Updated 4:55 p.m. ET
Members of the United Auto Workers executive board Thursday approved Rory Gamble as president of the union through June 2022.
He was elevated from his acting role and will serve the rest of the term vacated by former president Gary Jones, who resigned last month after being implicated in a years-long federal investigation looking into embezzlement and bribery at the union.
Gamble, 64, was unanimously confirmed by the UAW's International Executive Board, according to a union spokesperson. Gamble previously spent a dozen years as a regional director at the union before being elected vice president. He was appointed last year to lead the union's Ford Department.
In recent weeks, Gamble has pledge to move quickly to implement ethics and other reforms in an attempt to restore credibility to the union that represents more than 400,000 members.
Some of those reforms included "a clawback provision to recover misspent money; new financial controls including auditing and identifying and implementing stronger financial management practices," according to UAW a statement.
For his part, Gamble said it was "an honor to complete my career and serve the members in this great union." He also alluded to the challenging circumstances that lead to his appointment.

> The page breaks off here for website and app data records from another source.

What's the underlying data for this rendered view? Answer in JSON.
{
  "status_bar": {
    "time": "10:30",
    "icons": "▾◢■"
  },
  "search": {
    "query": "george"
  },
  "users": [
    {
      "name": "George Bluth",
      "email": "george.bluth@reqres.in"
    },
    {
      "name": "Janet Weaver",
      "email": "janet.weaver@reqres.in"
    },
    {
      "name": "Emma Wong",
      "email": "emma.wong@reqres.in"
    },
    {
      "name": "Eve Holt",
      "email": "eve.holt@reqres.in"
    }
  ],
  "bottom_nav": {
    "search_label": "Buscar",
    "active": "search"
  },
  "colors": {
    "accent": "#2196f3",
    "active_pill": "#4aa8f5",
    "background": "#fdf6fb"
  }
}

"This wasn't planned and it is a tall order. There are difficult decisions that will need to be made in the coming months for our members," Gamble said in a news release. "But I promise one thing, when I retire and turn over this office, we will deliver a clean union on solid footing."
Gamble started his career repairing welding equipment, according to the Detroit Free Press, which also notes that he "makes history as the Union's first African-American president." The paper also notes:

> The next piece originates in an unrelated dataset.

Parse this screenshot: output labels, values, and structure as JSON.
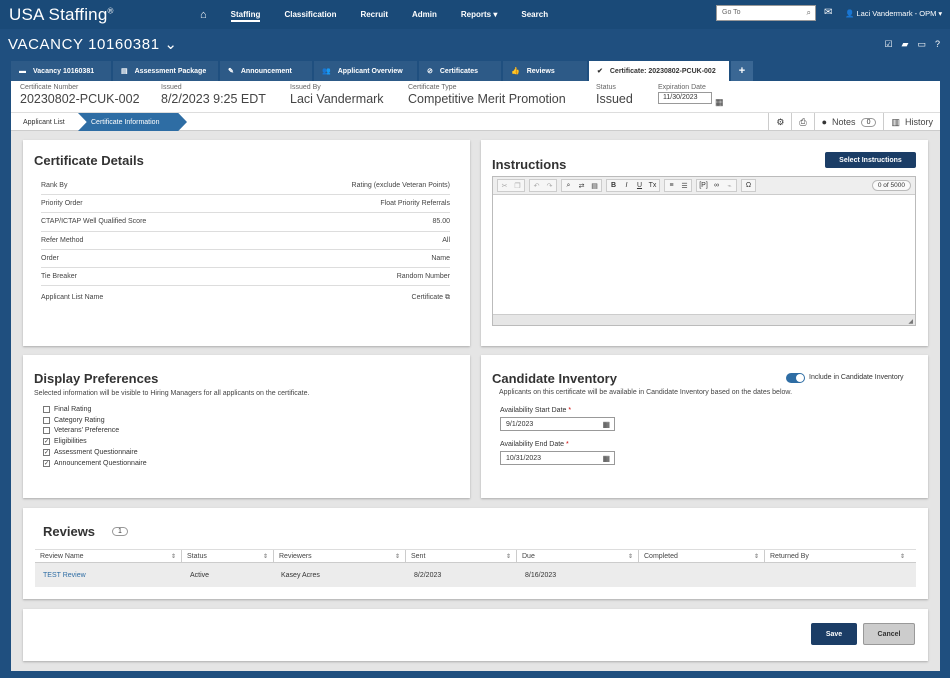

"Gamble led negotiations for the union as it inked a deal for a new four-year contract with Ford, the second agreement the union negotiated with the Detroit Three during this year's bargaining. The union announced on Wednesday that its deal with Fiat Chrysler Automobiles would go to members for a vote beginning Friday."
As NPR has reported, Jones, his predecessor, abruptly resigned last month as UAW leaders threatened to expel him and another top union official as the FBI continues investigating a scheme involving illegal payoffs to top officials at the UAW by Fiat Chrysler.

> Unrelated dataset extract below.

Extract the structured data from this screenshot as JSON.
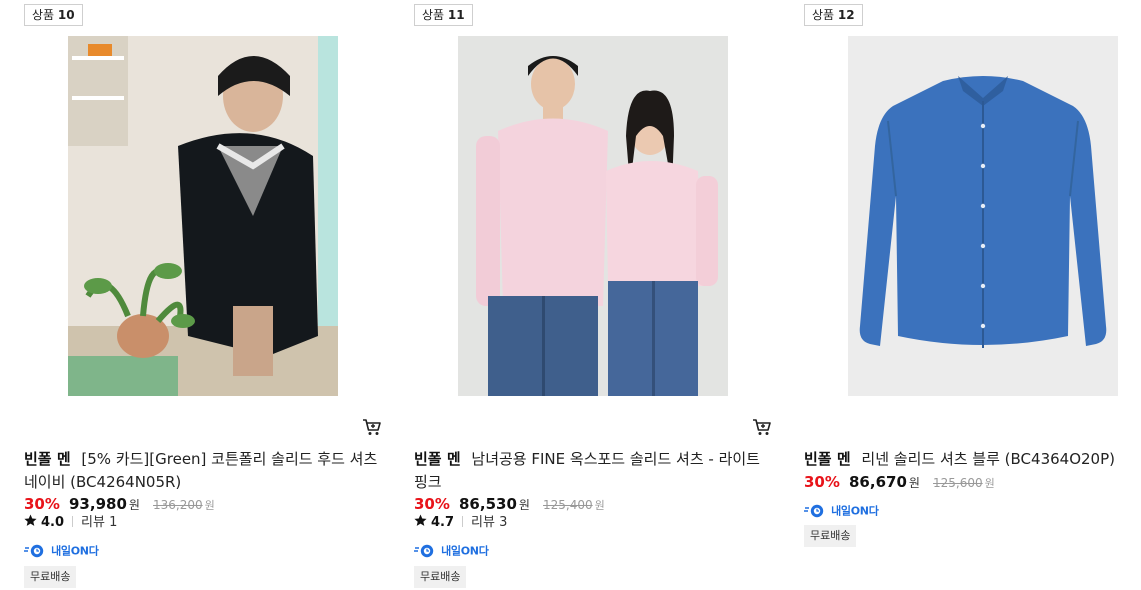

When the UAW elected Jones in 2018, "he had been chosen as a president as he seemed removed from the scandal," Reuters reported last month.
By late August, the FBI raided Jones' home along with other UAW officials, Michigan Radio Sarah Cwiek reported, adding: "The move signals a widening of the ongoing investigation into corruption within the UAW ranks, as well as accomplices within the business community, including the three Detroit automakers."
In all, eleven people have pleaded guilty to charges connected to the ongoing federal investigation.
Jones has has not been charged.